What you should do
Word for word, retype every record in the listing.

=== Begin Enclosure ===

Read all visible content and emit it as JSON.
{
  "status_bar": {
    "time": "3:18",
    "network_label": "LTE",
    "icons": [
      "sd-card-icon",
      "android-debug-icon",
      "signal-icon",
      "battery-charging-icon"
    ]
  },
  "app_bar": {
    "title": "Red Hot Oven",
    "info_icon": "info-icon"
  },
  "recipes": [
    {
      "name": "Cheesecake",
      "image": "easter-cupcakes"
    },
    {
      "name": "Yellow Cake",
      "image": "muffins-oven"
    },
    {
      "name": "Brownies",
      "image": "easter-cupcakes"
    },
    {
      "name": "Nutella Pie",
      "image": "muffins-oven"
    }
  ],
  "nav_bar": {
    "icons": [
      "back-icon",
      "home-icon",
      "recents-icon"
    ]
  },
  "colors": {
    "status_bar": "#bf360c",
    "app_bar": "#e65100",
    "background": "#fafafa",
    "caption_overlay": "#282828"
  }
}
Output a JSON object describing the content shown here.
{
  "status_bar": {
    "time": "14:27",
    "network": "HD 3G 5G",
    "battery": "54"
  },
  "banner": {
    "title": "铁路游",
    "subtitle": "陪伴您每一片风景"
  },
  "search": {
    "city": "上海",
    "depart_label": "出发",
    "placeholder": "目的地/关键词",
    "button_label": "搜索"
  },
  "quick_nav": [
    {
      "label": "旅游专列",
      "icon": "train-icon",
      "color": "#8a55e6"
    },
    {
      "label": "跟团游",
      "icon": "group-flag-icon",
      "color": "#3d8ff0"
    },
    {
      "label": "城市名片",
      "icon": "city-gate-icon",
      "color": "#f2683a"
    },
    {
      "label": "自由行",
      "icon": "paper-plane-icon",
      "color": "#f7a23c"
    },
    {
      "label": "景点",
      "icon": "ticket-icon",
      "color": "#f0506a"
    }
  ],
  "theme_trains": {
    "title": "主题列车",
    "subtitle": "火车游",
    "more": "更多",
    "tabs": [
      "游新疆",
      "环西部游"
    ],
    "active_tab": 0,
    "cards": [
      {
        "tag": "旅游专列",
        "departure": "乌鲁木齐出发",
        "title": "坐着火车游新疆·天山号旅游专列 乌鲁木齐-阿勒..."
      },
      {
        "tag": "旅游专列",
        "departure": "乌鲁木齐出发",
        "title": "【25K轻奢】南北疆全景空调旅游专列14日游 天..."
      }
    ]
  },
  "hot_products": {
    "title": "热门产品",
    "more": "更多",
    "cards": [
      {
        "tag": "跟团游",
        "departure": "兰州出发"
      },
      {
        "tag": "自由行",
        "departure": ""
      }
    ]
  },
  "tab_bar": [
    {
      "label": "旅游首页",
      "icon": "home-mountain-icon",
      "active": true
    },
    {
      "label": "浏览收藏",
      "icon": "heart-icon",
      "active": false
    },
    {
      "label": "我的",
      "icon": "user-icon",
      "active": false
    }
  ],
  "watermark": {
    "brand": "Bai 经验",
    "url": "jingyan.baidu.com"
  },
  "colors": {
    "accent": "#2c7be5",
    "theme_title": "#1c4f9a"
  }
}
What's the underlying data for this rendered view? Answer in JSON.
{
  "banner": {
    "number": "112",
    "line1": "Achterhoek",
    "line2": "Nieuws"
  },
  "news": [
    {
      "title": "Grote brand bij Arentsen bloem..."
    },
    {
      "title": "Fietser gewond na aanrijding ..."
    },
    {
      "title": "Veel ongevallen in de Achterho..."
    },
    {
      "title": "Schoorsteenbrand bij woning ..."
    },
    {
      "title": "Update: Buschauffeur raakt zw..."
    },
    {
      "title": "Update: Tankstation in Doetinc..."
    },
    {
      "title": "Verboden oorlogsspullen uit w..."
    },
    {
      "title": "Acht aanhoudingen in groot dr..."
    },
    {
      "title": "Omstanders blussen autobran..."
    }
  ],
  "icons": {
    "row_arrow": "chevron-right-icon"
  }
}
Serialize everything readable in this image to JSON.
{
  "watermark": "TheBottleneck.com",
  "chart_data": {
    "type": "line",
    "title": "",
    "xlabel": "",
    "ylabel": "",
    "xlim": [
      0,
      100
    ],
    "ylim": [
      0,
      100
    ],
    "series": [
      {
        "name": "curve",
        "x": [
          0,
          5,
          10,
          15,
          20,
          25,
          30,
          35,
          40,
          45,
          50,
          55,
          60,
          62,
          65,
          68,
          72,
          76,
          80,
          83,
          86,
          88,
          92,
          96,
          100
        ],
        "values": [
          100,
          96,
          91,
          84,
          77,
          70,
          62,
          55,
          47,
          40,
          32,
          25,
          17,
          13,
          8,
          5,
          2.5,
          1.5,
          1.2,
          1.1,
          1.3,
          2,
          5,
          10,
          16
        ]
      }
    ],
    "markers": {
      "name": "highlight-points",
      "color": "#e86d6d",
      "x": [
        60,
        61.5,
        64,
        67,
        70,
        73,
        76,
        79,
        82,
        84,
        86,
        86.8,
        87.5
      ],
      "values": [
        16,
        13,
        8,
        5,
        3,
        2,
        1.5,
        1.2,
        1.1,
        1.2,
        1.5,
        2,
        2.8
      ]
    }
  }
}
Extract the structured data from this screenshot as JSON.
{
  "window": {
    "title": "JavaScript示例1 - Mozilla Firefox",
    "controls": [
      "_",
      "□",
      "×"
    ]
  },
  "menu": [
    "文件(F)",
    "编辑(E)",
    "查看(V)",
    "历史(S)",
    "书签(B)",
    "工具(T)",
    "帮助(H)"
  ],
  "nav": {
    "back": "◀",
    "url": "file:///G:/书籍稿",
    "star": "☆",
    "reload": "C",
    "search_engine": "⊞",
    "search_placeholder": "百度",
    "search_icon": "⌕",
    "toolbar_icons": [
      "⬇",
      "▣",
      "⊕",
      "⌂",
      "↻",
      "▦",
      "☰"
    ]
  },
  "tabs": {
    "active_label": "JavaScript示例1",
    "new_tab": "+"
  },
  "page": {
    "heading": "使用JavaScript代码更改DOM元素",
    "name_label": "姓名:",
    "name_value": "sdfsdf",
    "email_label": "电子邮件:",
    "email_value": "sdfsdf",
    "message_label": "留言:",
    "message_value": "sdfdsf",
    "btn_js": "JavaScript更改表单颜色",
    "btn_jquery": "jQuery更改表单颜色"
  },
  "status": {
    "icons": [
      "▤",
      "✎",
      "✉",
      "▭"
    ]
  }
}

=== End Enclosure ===

Output
Read all visible content and emit it as JSON.
{
  "status_bar": {
    "time": "3:18",
    "network_label": "LTE",
    "icons": [
      "sd-card-icon",
      "android-debug-icon",
      "signal-icon",
      "battery-charging-icon"
    ]
  },
  "app_bar": {
    "title": "Red Hot Oven",
    "info_icon": "info-icon"
  },
  "recipes": [
    {
      "name": "Cheesecake",
      "image": "easter-cupcakes"
    },
    {
      "name": "Yellow Cake",
      "image": "muffins-oven"
    },
    {
      "name": "Brownies",
      "image": "easter-cupcakes"
    },
    {
      "name": "Nutella Pie",
      "image": "muffins-oven"
    }
  ],
  "nav_bar": {
    "icons": [
      "back-icon",
      "home-icon",
      "recents-icon"
    ]
  },
  "colors": {
    "status_bar": "#bf360c",
    "app_bar": "#e65100",
    "background": "#fafafa",
    "caption_overlay": "#282828"
  }
}
Output a JSON object describing the content shown here.
{
  "status_bar": {
    "time": "14:27",
    "network": "HD 3G 5G",
    "battery": "54"
  },
  "banner": {
    "title": "铁路游",
    "subtitle": "陪伴您每一片风景"
  },
  "search": {
    "city": "上海",
    "depart_label": "出发",
    "placeholder": "目的地/关键词",
    "button_label": "搜索"
  },
  "quick_nav": [
    {
      "label": "旅游专列",
      "icon": "train-icon",
      "color": "#8a55e6"
    },
    {
      "label": "跟团游",
      "icon": "group-flag-icon",
      "color": "#3d8ff0"
    },
    {
      "label": "城市名片",
      "icon": "city-gate-icon",
      "color": "#f2683a"
    },
    {
      "label": "自由行",
      "icon": "paper-plane-icon",
      "color": "#f7a23c"
    },
    {
      "label": "景点",
      "icon": "ticket-icon",
      "color": "#f0506a"
    }
  ],
  "theme_trains": {
    "title": "主题列车",
    "subtitle": "火车游",
    "more": "更多",
    "tabs": [
      "游新疆",
      "环西部游"
    ],
    "active_tab": 0,
    "cards": [
      {
        "tag": "旅游专列",
        "departure": "乌鲁木齐出发",
        "title": "坐着火车游新疆·天山号旅游专列 乌鲁木齐-阿勒..."
      },
      {
        "tag": "旅游专列",
        "departure": "乌鲁木齐出发",
        "title": "【25K轻奢】南北疆全景空调旅游专列14日游 天..."
      }
    ]
  },
  "hot_products": {
    "title": "热门产品",
    "more": "更多",
    "cards": [
      {
        "tag": "跟团游",
        "departure": "兰州出发"
      },
      {
        "tag": "自由行",
        "departure": ""
      }
    ]
  },
  "tab_bar": [
    {
      "label": "旅游首页",
      "icon": "home-mountain-icon",
      "active": true
    },
    {
      "label": "浏览收藏",
      "icon": "heart-icon",
      "active": false
    },
    {
      "label": "我的",
      "icon": "user-icon",
      "active": false
    }
  ],
  "watermark": {
    "brand": "Bai 经验",
    "url": "jingyan.baidu.com"
  },
  "colors": {
    "accent": "#2c7be5",
    "theme_title": "#1c4f9a"
  }
}
What's the underlying data for this rendered view? Answer in JSON.
{
  "banner": {
    "number": "112",
    "line1": "Achterhoek",
    "line2": "Nieuws"
  },
  "news": [
    {
      "title": "Grote brand bij Arentsen bloem..."
    },
    {
      "title": "Fietser gewond na aanrijding ..."
    },
    {
      "title": "Veel ongevallen in de Achterho..."
    },
    {
      "title": "Schoorsteenbrand bij woning ..."
    },
    {
      "title": "Update: Buschauffeur raakt zw..."
    },
    {
      "title": "Update: Tankstation in Doetinc..."
    },
    {
      "title": "Verboden oorlogsspullen uit w..."
    },
    {
      "title": "Acht aanhoudingen in groot dr..."
    },
    {
      "title": "Omstanders blussen autobran..."
    }
  ],
  "icons": {
    "row_arrow": "chevron-right-icon"
  }
}
Serialize everything readable in this image to JSON.
{
  "watermark": "TheBottleneck.com",
  "chart_data": {
    "type": "line",
    "title": "",
    "xlabel": "",
    "ylabel": "",
    "xlim": [
      0,
      100
    ],
    "ylim": [
      0,
      100
    ],
    "series": [
      {
        "name": "curve",
        "x": [
          0,
          5,
          10,
          15,
          20,
          25,
          30,
          35,
          40,
          45,
          50,
          55,
          60,
          62,
          65,
          68,
          72,
          76,
          80,
          83,
          86,
          88,
          92,
          96,
          100
        ],
        "values": [
          100,
          96,
          91,
          84,
          77,
          70,
          62,
          55,
          47,
          40,
          32,
          25,
          17,
          13,
          8,
          5,
          2.5,
          1.5,
          1.2,
          1.1,
          1.3,
          2,
          5,
          10,
          16
        ]
      }
    ],
    "markers": {
      "name": "highlight-points",
      "color": "#e86d6d",
      "x": [
        60,
        61.5,
        64,
        67,
        70,
        73,
        76,
        79,
        82,
        84,
        86,
        86.8,
        87.5
      ],
      "values": [
        16,
        13,
        8,
        5,
        3,
        2,
        1.5,
        1.2,
        1.1,
        1.2,
        1.5,
        2,
        2.8
      ]
    }
  }
}
Extract the structured data from this screenshot as JSON.
{
  "window": {
    "title": "JavaScript示例1 - Mozilla Firefox",
    "controls": [
      "_",
      "□",
      "×"
    ]
  },
  "menu": [
    "文件(F)",
    "编辑(E)",
    "查看(V)",
    "历史(S)",
    "书签(B)",
    "工具(T)",
    "帮助(H)"
  ],
  "nav": {
    "back": "◀",
    "url": "file:///G:/书籍稿",
    "star": "☆",
    "reload": "C",
    "search_engine": "⊞",
    "search_placeholder": "百度",
    "search_icon": "⌕",
    "toolbar_icons": [
      "⬇",
      "▣",
      "⊕",
      "⌂",
      "↻",
      "▦",
      "☰"
    ]
  },
  "tabs": {
    "active_label": "JavaScript示例1",
    "new_tab": "+"
  },
  "page": {
    "heading": "使用JavaScript代码更改DOM元素",
    "name_label": "姓名:",
    "name_value": "sdfsdf",
    "email_label": "电子邮件:",
    "email_value": "sdfsdf",
    "message_label": "留言:",
    "message_value": "sdfdsf",
    "btn_js": "JavaScript更改表单颜色",
    "btn_jquery": "jQuery更改表单颜色"
  },
  "status": {
    "icons": [
      "▤",
      "✎",
      "✉",
      "▭"
    ]
  }
}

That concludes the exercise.